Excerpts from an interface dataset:
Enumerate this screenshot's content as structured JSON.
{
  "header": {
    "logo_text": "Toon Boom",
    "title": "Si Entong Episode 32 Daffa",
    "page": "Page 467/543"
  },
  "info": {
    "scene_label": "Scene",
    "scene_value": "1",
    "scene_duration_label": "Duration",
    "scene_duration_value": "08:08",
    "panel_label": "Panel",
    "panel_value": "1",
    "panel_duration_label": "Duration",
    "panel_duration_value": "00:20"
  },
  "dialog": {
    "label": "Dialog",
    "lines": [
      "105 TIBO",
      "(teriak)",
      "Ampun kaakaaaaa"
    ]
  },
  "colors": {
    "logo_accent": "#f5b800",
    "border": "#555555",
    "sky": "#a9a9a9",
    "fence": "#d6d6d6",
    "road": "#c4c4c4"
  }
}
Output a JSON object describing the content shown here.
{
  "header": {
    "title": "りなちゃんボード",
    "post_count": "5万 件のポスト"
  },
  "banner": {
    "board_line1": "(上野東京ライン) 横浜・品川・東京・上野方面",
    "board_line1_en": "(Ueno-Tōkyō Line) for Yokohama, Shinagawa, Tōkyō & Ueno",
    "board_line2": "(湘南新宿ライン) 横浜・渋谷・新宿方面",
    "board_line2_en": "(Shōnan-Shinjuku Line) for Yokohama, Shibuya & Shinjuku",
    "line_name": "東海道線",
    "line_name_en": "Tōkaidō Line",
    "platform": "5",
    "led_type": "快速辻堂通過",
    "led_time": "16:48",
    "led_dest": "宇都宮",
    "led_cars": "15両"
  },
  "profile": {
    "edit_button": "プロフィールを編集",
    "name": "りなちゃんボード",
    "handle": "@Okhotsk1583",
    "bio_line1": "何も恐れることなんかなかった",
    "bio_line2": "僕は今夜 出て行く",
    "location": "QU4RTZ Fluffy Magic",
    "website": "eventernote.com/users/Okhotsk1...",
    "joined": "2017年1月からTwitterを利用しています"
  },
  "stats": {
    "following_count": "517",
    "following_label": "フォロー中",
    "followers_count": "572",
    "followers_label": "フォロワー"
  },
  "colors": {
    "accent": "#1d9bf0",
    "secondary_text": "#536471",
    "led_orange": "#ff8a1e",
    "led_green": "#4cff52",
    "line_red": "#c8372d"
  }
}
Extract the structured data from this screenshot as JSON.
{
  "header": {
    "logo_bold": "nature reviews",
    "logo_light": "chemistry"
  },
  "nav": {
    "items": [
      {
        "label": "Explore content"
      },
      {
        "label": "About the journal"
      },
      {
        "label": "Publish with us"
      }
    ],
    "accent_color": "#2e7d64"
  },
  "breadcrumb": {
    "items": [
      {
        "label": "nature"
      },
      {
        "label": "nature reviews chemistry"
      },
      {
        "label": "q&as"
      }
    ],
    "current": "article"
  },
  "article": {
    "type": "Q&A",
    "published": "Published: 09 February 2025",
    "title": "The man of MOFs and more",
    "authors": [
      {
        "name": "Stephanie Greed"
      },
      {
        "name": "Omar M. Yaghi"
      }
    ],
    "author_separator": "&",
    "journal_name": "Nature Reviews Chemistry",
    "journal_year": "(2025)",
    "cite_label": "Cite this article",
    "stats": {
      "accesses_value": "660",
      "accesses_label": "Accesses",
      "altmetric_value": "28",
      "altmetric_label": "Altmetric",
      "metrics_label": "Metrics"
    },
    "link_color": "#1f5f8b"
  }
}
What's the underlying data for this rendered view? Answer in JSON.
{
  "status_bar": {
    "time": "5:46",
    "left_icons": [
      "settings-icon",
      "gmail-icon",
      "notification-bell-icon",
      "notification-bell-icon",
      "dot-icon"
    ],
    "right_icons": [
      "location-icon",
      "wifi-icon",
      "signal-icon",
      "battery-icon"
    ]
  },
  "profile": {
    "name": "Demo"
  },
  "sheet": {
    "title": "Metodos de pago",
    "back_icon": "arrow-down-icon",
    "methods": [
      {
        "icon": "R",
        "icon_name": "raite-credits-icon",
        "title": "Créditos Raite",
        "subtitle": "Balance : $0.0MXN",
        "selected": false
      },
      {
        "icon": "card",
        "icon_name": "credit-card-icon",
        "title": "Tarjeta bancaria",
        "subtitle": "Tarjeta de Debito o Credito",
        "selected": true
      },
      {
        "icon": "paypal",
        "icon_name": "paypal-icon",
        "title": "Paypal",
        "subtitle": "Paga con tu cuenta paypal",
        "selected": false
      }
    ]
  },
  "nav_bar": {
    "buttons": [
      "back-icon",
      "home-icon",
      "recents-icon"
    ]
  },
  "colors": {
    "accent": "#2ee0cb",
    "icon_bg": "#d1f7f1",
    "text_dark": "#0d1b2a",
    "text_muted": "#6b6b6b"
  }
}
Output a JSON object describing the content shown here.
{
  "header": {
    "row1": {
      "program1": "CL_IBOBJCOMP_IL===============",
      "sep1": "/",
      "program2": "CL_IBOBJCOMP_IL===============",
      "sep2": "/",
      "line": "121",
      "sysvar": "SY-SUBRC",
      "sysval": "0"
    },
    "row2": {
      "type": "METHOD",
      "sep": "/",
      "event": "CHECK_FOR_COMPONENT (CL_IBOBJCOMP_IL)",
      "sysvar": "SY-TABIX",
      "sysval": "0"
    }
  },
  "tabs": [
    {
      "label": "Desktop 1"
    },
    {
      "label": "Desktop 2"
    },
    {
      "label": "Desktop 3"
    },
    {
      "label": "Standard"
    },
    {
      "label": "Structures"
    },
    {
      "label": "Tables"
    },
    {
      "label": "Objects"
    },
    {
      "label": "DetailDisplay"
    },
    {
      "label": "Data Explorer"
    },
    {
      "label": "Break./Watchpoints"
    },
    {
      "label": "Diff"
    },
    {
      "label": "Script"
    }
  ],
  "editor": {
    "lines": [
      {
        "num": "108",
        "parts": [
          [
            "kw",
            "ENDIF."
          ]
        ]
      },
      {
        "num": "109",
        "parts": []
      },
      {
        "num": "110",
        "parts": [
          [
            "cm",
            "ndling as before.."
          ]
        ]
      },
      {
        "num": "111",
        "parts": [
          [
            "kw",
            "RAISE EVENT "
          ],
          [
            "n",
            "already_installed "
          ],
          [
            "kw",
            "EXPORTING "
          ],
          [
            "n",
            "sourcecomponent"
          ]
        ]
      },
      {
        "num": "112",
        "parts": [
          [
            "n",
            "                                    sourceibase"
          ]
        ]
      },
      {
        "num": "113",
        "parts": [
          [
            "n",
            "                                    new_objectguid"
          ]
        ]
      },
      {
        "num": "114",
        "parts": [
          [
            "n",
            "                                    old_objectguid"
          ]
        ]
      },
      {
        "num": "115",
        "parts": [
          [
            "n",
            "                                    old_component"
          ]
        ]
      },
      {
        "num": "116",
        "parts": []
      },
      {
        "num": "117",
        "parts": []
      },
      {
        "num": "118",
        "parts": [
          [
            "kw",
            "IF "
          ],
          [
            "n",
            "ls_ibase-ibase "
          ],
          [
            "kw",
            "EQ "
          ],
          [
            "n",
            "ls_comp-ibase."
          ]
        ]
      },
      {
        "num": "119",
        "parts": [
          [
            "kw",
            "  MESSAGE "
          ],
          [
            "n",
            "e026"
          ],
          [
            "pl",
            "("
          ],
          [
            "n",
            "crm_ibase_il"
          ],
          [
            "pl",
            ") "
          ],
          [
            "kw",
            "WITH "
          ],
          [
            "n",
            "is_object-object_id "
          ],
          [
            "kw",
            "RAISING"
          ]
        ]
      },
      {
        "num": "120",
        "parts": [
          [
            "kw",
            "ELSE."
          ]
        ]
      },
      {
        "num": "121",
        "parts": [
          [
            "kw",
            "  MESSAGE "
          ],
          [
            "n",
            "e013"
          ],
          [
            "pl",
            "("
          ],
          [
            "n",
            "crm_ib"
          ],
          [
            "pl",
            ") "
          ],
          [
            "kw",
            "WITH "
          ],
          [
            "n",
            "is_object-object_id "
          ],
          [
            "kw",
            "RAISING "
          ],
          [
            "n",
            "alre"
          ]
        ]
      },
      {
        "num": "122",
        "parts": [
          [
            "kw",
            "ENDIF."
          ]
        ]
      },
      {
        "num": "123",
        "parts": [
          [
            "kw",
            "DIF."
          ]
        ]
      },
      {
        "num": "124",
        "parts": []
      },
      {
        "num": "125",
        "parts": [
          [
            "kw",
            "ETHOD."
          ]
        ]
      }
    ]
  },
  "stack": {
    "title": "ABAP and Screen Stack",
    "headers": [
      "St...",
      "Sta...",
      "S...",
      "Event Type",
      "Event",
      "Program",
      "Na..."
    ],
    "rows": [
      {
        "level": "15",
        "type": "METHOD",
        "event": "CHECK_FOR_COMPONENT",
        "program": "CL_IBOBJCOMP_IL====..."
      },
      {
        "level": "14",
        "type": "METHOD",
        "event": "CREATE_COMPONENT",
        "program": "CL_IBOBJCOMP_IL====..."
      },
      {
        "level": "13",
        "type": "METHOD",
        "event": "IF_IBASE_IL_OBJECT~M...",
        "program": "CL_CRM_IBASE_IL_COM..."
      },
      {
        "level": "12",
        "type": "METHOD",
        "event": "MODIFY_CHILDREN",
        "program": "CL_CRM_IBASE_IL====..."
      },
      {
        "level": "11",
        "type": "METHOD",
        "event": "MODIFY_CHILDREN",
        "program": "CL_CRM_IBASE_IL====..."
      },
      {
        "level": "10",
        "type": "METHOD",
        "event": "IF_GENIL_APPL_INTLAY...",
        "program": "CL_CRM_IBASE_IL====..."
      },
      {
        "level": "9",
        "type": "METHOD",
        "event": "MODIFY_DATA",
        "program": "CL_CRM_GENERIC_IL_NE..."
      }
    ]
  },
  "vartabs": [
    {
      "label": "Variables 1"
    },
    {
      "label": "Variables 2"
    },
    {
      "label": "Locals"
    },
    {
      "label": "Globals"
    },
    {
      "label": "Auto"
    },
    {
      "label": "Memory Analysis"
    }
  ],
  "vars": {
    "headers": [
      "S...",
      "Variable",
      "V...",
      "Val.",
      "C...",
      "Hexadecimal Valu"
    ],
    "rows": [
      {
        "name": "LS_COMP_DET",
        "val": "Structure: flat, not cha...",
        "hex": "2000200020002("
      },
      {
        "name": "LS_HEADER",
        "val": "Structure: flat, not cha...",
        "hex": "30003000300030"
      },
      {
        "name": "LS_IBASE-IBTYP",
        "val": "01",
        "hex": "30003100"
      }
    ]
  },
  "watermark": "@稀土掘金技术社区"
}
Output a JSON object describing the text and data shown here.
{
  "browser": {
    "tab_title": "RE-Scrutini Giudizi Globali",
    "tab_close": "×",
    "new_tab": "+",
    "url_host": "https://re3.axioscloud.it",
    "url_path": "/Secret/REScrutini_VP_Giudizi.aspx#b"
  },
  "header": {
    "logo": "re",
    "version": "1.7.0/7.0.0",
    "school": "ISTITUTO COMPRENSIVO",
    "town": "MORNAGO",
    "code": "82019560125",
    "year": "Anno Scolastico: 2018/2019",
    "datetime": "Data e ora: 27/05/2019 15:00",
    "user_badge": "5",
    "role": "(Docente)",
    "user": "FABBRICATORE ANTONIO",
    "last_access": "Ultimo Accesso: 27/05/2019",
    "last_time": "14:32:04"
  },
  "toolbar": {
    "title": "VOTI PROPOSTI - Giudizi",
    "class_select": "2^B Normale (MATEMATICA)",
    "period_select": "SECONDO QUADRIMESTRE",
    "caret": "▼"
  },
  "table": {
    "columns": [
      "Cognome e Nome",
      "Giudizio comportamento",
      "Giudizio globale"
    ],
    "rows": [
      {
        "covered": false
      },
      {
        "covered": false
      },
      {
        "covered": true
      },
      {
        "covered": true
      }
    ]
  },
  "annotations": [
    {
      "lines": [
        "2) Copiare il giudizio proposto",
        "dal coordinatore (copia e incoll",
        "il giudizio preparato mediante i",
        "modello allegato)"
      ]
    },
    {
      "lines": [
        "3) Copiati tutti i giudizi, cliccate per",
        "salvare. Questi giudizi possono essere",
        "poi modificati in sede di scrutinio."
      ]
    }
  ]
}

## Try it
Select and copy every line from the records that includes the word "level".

## Response area
        "level": "15",
        "level": "14",
        "level": "13",
        "level": "12",
        "level": "11",
        "level": "10",
        "level": "9",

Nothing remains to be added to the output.